  1. Rory says:

    Yipit is great. Another similar site I use is shopway (http://www.shopway.com).

  2. Since there are so many daily deal sites, there has to be a market place for people to sell their unwanted deals. I use http://www.sellmydeal.com – im a serious shopaholic and i make a lot of thoughtless purchases on groupon.. then when i have my buyers remorse, i just sell them at sellmydeal and get some money back. It works for me!

  3. Shane says:

    Yup, these Groupon like deal sites are showing up everywhere…Just not in my area. If you’re like me, and you live out in the sticks. These group buying sites don’t typically offer deals near your hometown.

    I thought I was missing the whole Groupon boat until I did a little research and found http://steals4all.com. I’ve signed up for their daily email and now get a list of all the NATIONAL Groupon deals available to buy, REGARDLESS of where I live.

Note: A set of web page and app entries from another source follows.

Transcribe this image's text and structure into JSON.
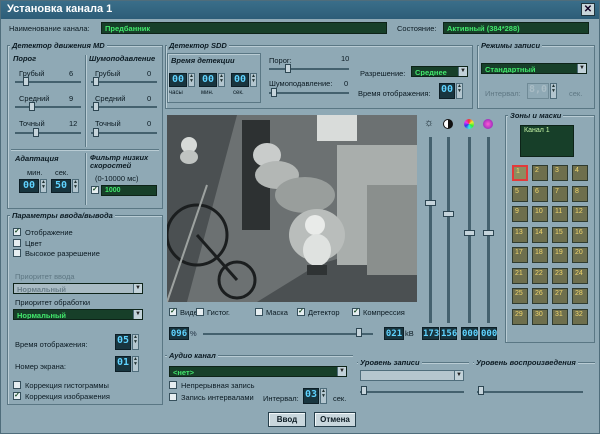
{
  "window": {
    "title": "Установка канала 1",
    "close": "✕"
  },
  "top": {
    "name_label": "Наименование канала:",
    "name_value": "Предбанник",
    "state_label": "Состояние:",
    "state_value": "Активный (384*288)"
  },
  "md": {
    "title": "Детектор движения MD",
    "threshold": "Порог",
    "noise": "Шумоподавление",
    "coarse": "Грубый",
    "coarse_val": "6",
    "medium": "Средний",
    "medium_val": "9",
    "fine": "Точный",
    "fine_val": "12",
    "n_coarse": "Грубый",
    "n_coarse_val": "0",
    "n_medium": "Средний",
    "n_medium_val": "0",
    "n_fine": "Точный",
    "n_fine_val": "0",
    "adapt": "Адаптация",
    "min": "мин.",
    "sec": "сек.",
    "adapt_min": "00",
    "adapt_sec": "50",
    "lpf": "Фильтр низких скоростей",
    "lpf_range": "(0-10000 мс)",
    "lpf_value": "1000"
  },
  "sdd": {
    "title": "Детектор SDD",
    "det_time": "Время детекции",
    "hours": "часы",
    "min": "мин.",
    "sec": "сек.",
    "h_val": "00",
    "m_val": "00",
    "s_val": "00",
    "threshold": "Порог:",
    "threshold_val": "10",
    "noise": "Шумоподавление:",
    "noise_val": "0",
    "resolution": "Разрешение:",
    "resolution_val": "Среднее",
    "display_time": "Время отображения:",
    "display_time_val": "00"
  },
  "rec": {
    "title": "Режимы записи",
    "mode": "Стандартный",
    "interval": "Интервал:",
    "interval_val": "8,0",
    "sec": "сек."
  },
  "io": {
    "title": "Параметры ввода/вывода",
    "display": "Отображение",
    "color": "Цвет",
    "hires": "Высокое разрешение",
    "input_prio": "Приоритет ввода",
    "input_prio_val": "Нормальный",
    "proc_prio": "Приоритет обработки",
    "proc_prio_val": "Нормальный",
    "disp_time": "Время отображения:",
    "disp_time_val": "05",
    "screen_no": "Номер экрана:",
    "screen_no_val": "01",
    "hist_corr": "Коррекция гистограммы",
    "img_corr": "Коррекция изображения"
  },
  "video": {
    "video": "Видео",
    "hist": "Гистог.",
    "mask": "Маска",
    "detector": "Детектор",
    "compression": "Компрессия",
    "quality": "096",
    "quality_unit": "%",
    "kb": "021",
    "kb_unit": "kB"
  },
  "adjust": {
    "v1": "173",
    "v2": "156",
    "v3": "000",
    "v4": "000"
  },
  "zones": {
    "title": "Зоны и маски",
    "channel": "Канал 1",
    "cells": [
      "1",
      "2",
      "3",
      "4",
      "5",
      "6",
      "7",
      "8",
      "9",
      "10",
      "11",
      "12",
      "13",
      "14",
      "15",
      "16",
      "17",
      "18",
      "19",
      "20",
      "21",
      "22",
      "23",
      "24",
      "25",
      "26",
      "27",
      "28",
      "29",
      "30",
      "31",
      "32"
    ]
  },
  "audio": {
    "title": "Аудио канал",
    "channel_val": "<нет>",
    "continuous": "Непрерывная запись",
    "interval_rec": "Запись интервалами",
    "interval": "Интервал:",
    "interval_val": "03",
    "sec": "сек."
  },
  "rec_level": {
    "title": "Уровень записи"
  },
  "play_level": {
    "title": "Уровень воспроизведения"
  },
  "buttons": {
    "ok": "Ввод",
    "cancel": "Отмена"
  },
  "colors": {
    "green_field": "#173f29",
    "green_text": "#42e86c",
    "lcd": "#5fd3ff",
    "panel": "#8fa9b5",
    "selected_zone": "#e23a3a"
  }
}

    So as long as these deal sites offer national deals too, then I for one am happy.